REQUIRED ACTION: Copy, from the data below, each line that has the word "Capital".

Records from a collection:
──────

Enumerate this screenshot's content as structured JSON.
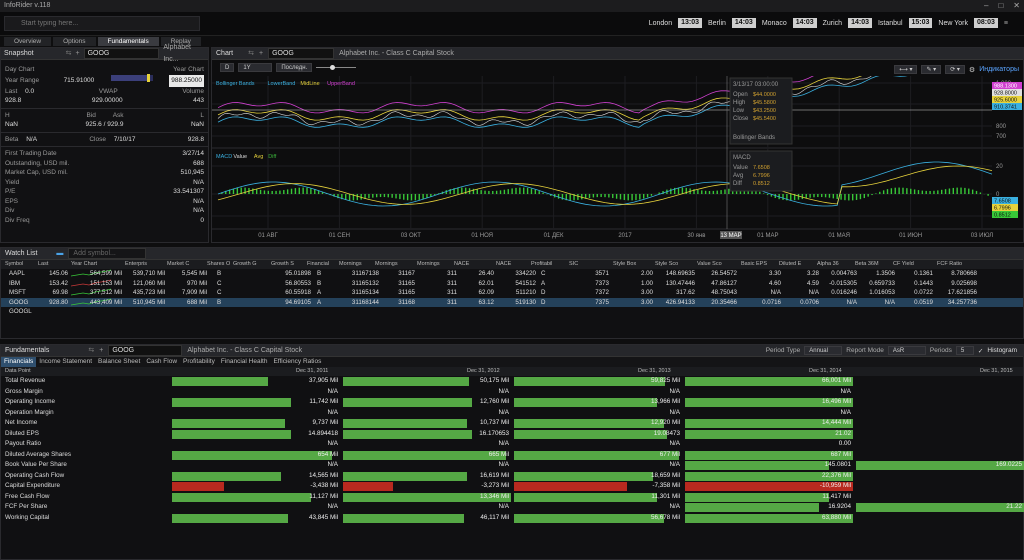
{
  "window": {
    "title": "InfoRider v.118"
  },
  "search": {
    "placeholder": "Start typing here..."
  },
  "clocks": [
    {
      "city": "London",
      "time": "13:03"
    },
    {
      "city": "Berlin",
      "time": "14:03"
    },
    {
      "city": "Monaco",
      "time": "14:03"
    },
    {
      "city": "Zurich",
      "time": "14:03"
    },
    {
      "city": "Istanbul",
      "time": "15:03"
    },
    {
      "city": "New York",
      "time": "08:03"
    }
  ],
  "tabs": [
    "Overview",
    "Options",
    "Fundamentals",
    "Replay"
  ],
  "snapshot": {
    "title": "Snapshot",
    "symbol": "GOOG",
    "company": "Alphabet Inc...",
    "day_chart": "Day Chart",
    "year_chart": "Year Chart",
    "year_range_label": "Year Range",
    "year_low": "715.91000",
    "year_high": "988.25000",
    "last_label": "Last",
    "last_change": "0.0",
    "vwap_label": "VWAP",
    "volume_label": "Volume",
    "last_value": "928.8",
    "vwap_value": "929.00000",
    "volume_value": "443",
    "h_label": "H",
    "bid_label": "Bid",
    "ask_label": "Ask",
    "l_label": "L",
    "h_value": "NaN",
    "bid_ask": "925.6 / 929.9",
    "l_value": "NaN",
    "beta_label": "Beta",
    "beta_value": "N/A",
    "close_label": "Close",
    "close_date": "7/10/17",
    "close_value": "928.8",
    "fields": [
      {
        "label": "First Trading Date",
        "value": "3/27/14"
      },
      {
        "label": "Outstanding, USD mil.",
        "value": "688"
      },
      {
        "label": "Market Cap, USD mil.",
        "value": "510,945"
      },
      {
        "label": "Yield",
        "value": "N/A"
      },
      {
        "label": "P/E",
        "value": "33.541307"
      },
      {
        "label": "EPS",
        "value": "N/A"
      },
      {
        "label": "Div",
        "value": "N/A"
      },
      {
        "label": "Div Freq",
        "value": "0"
      }
    ]
  },
  "chart": {
    "title": "Chart",
    "symbol": "GOOG",
    "company": "Alphabet Inc. - Class C Capital Stock",
    "period": "D",
    "range": "1Y",
    "mode": "Последн.",
    "indicators_label": "Индикаторы",
    "bb_legend": [
      "Bollinger Bands",
      "LowerBand",
      "MidLine",
      "UpperBand"
    ],
    "macd_legend": [
      "MACD",
      "Value",
      "Avg",
      "Diff"
    ],
    "x_ticks": [
      "01 АВГ",
      "01 СЕН",
      "03 ОКТ",
      "01 НОЯ",
      "01 ДЕК",
      "2017",
      "30 янв",
      "01 МАР",
      "01 МАЯ",
      "01 ИЮН",
      "03 ИЮЛ"
    ],
    "x_highlight": "13 МАР",
    "y_ticks_top": [
      "1,000",
      "900",
      "800",
      "700"
    ],
    "y_ticks_bottom": [
      "20",
      "0",
      "-20"
    ],
    "price_labels": [
      "988.1300",
      "928.8000",
      "925.6000",
      "910.3741"
    ],
    "macd_labels": [
      "7.6508",
      "6.7996",
      "0.8512"
    ],
    "tooltip": {
      "date": "3/13/17 03:00:00",
      "rows": [
        [
          "Open",
          "$44.0000"
        ],
        [
          "High",
          "$45.5800"
        ],
        [
          "Low",
          "$43.2500"
        ],
        [
          "Close",
          "$45.5400"
        ]
      ],
      "footer": "Bollinger Bands"
    },
    "tooltip2": {
      "title": "MACD",
      "rows": [
        [
          "Value",
          "7.6508"
        ],
        [
          "Avg",
          "6.7996"
        ],
        [
          "Diff",
          "0.8512"
        ]
      ]
    }
  },
  "watchlist": {
    "title": "Watch List",
    "add_placeholder": "Add symbol...",
    "columns": [
      "Symbol",
      "Last",
      "Year Chart",
      "Enterpris",
      "Market C",
      "Shares O",
      "Growth G",
      "Growth S",
      "Financial",
      "Mornings",
      "Mornings",
      "Mornings",
      "NACE",
      "NACE",
      "Profitabil",
      "SIC",
      "Style Box",
      "Style Sco",
      "Value Sco",
      "Basic EPS",
      "Diluted E",
      "Alpha 36",
      "Beta 36M",
      "CF Yield",
      "FCF Ratio"
    ],
    "rows": [
      [
        "AAPL",
        "145.06",
        "",
        "564,599 Mil",
        "539,710 Mil",
        "5,545 Mil",
        "B",
        "",
        "95.01898",
        "B",
        "31167138",
        "31167",
        "311",
        "26.40",
        "334220",
        "C",
        "3571",
        "2.00",
        "148.69635",
        "26.54572",
        "3.30",
        "3.28",
        "0.004763",
        "1.3506",
        "0.1361",
        "8.780668"
      ],
      [
        "IBM",
        "153.42",
        "",
        "151,153 Mil",
        "121,060 Mil",
        "970 Mil",
        "C",
        "",
        "56.80553",
        "B",
        "31165132",
        "31165",
        "311",
        "62.01",
        "541512",
        "A",
        "7373",
        "1.00",
        "130.47446",
        "47.86127",
        "4.60",
        "4.59",
        "-0.015305",
        "0.659733",
        "0.1443",
        "9.025698"
      ],
      [
        "MSFT",
        "69.98",
        "",
        "377,512 Mil",
        "435,723 Mil",
        "7,909 Mil",
        "C",
        "",
        "60.55918",
        "A",
        "31165134",
        "31165",
        "311",
        "62.09",
        "511210",
        "D",
        "7372",
        "3.00",
        "317.62",
        "48.75043",
        "N/A",
        "N/A",
        "0.016246",
        "1.016053",
        "0.0722",
        "17.621856"
      ],
      [
        "GOOG",
        "928.80",
        "",
        "443,409 Mil",
        "510,945 Mil",
        "688 Mil",
        "B",
        "",
        "94.69105",
        "A",
        "31168144",
        "31168",
        "311",
        "63.12",
        "519130",
        "D",
        "7375",
        "3.00",
        "426.94133",
        "20.35466",
        "0.0716",
        "0.0706",
        "N/A",
        "N/A",
        "0.0519",
        "34.257736"
      ],
      [
        "GOOGL",
        "",
        "",
        "",
        "",
        "",
        "",
        "",
        "",
        "",
        "",
        "",
        "",
        "",
        "",
        "",
        "",
        "",
        "",
        "",
        "",
        "",
        "",
        "",
        "",
        ""
      ]
    ]
  },
  "fundamentals": {
    "title": "Fundamentals",
    "symbol": "GOOG",
    "company": "Alphabet Inc. - Class C Capital Stock",
    "period_type_label": "Period Type",
    "period_type": "Annual",
    "report_mode_label": "Report Mode",
    "report_mode": "AsR",
    "periods_label": "Periods",
    "periods": "5",
    "histogram_label": "Histogram",
    "subtabs": [
      "Financials",
      "Income Statement",
      "Balance Sheet",
      "Cash Flow",
      "Profitability",
      "Financial Health",
      "Efficiency Ratios"
    ],
    "col_header": "Data Point",
    "years": [
      "Dec 31, 2011",
      "Dec 31, 2012",
      "Dec 31, 2013",
      "Dec 31, 2014",
      "Dec 31, 2015"
    ],
    "rows": [
      {
        "name": "Total Revenue",
        "vals": [
          "37,905 Mil",
          "50,175 Mil",
          "59,825 Mil",
          "66,001 Mil",
          ""
        ],
        "fill": [
          0.57,
          0.75,
          0.9,
          1,
          0
        ],
        "neg": [
          0,
          0,
          0,
          0,
          0
        ]
      },
      {
        "name": "Gross Margin",
        "vals": [
          "N/A",
          "N/A",
          "N/A",
          "N/A",
          ""
        ],
        "fill": [
          0,
          0,
          0,
          0,
          0
        ],
        "neg": [
          0,
          0,
          0,
          0,
          0
        ]
      },
      {
        "name": "Operating Income",
        "vals": [
          "11,742 Mil",
          "12,760 Mil",
          "13,966 Mil",
          "16,496 Mil",
          ""
        ],
        "fill": [
          0.71,
          0.77,
          0.85,
          1,
          0
        ],
        "neg": [
          0,
          0,
          0,
          0,
          0
        ]
      },
      {
        "name": "Operation Margin",
        "vals": [
          "N/A",
          "N/A",
          "N/A",
          "N/A",
          ""
        ],
        "fill": [
          0,
          0,
          0,
          0,
          0
        ],
        "neg": [
          0,
          0,
          0,
          0,
          0
        ]
      },
      {
        "name": "Net Income",
        "vals": [
          "9,737 Mil",
          "10,737 Mil",
          "12,920 Mil",
          "14,444 Mil",
          ""
        ],
        "fill": [
          0.67,
          0.74,
          0.89,
          1,
          0
        ],
        "neg": [
          0,
          0,
          0,
          0,
          0
        ]
      },
      {
        "name": "Diluted EPS",
        "vals": [
          "14.894418",
          "16.170653",
          "19.08473",
          "21.02",
          ""
        ],
        "fill": [
          0.71,
          0.77,
          0.91,
          1,
          0
        ],
        "neg": [
          0,
          0,
          0,
          0,
          0
        ]
      },
      {
        "name": "Payout Ratio",
        "vals": [
          "N/A",
          "N/A",
          "N/A",
          "0.00",
          ""
        ],
        "fill": [
          0,
          0,
          0,
          0,
          0
        ],
        "neg": [
          0,
          0,
          0,
          0,
          0
        ]
      },
      {
        "name": "Diluted Average Shares",
        "vals": [
          "654 Mil",
          "665 Mil",
          "677 Mil",
          "687 Mil",
          ""
        ],
        "fill": [
          0.95,
          0.97,
          0.985,
          1,
          0
        ],
        "neg": [
          0,
          0,
          0,
          0,
          0
        ]
      },
      {
        "name": "Book Value Per Share",
        "vals": [
          "N/A",
          "N/A",
          "N/A",
          "145.0801",
          "169.0225"
        ],
        "fill": [
          0,
          0,
          0,
          0.86,
          1
        ],
        "neg": [
          0,
          0,
          0,
          0,
          0
        ]
      },
      {
        "name": "Operating Cash Flow",
        "vals": [
          "14,565 Mil",
          "16,619 Mil",
          "18,659 Mil",
          "22,376 Mil",
          ""
        ],
        "fill": [
          0.65,
          0.74,
          0.83,
          1,
          0
        ],
        "neg": [
          0,
          0,
          0,
          0,
          0
        ]
      },
      {
        "name": "Capital Expenditure",
        "vals": [
          "-3,438 Mil",
          "-3,273 Mil",
          "-7,358 Mil",
          "-10,959 Mil",
          ""
        ],
        "fill": [
          0.31,
          0.3,
          0.67,
          1,
          0
        ],
        "neg": [
          1,
          1,
          1,
          1,
          0
        ]
      },
      {
        "name": "Free Cash Flow",
        "vals": [
          "11,127 Mil",
          "13,346 Mil",
          "11,301 Mil",
          "11,417 Mil",
          ""
        ],
        "fill": [
          0.83,
          1,
          0.85,
          0.86,
          0
        ],
        "neg": [
          0,
          0,
          0,
          0,
          0
        ]
      },
      {
        "name": "FCF Per Share",
        "vals": [
          "N/A",
          "N/A",
          "N/A",
          "16.9204",
          "21.22"
        ],
        "fill": [
          0,
          0,
          0,
          0.8,
          1
        ],
        "neg": [
          0,
          0,
          0,
          0,
          0
        ]
      },
      {
        "name": "Working Capital",
        "vals": [
          "43,845 Mil",
          "46,117 Mil",
          "56,678 Mil",
          "63,880 Mil",
          ""
        ],
        "fill": [
          0.69,
          0.72,
          0.89,
          1,
          0
        ],
        "neg": [
          0,
          0,
          0,
          0,
          0
        ]
      }
    ]
  }
}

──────

ANSWER TO THIS EXERCISE:
    "company": "Alphabet Inc. - Class C Capital Stock",
    "company": "Alphabet Inc. - Class C Capital Stock",
        "name": "Capital Expenditure",
        "name": "Working Capital",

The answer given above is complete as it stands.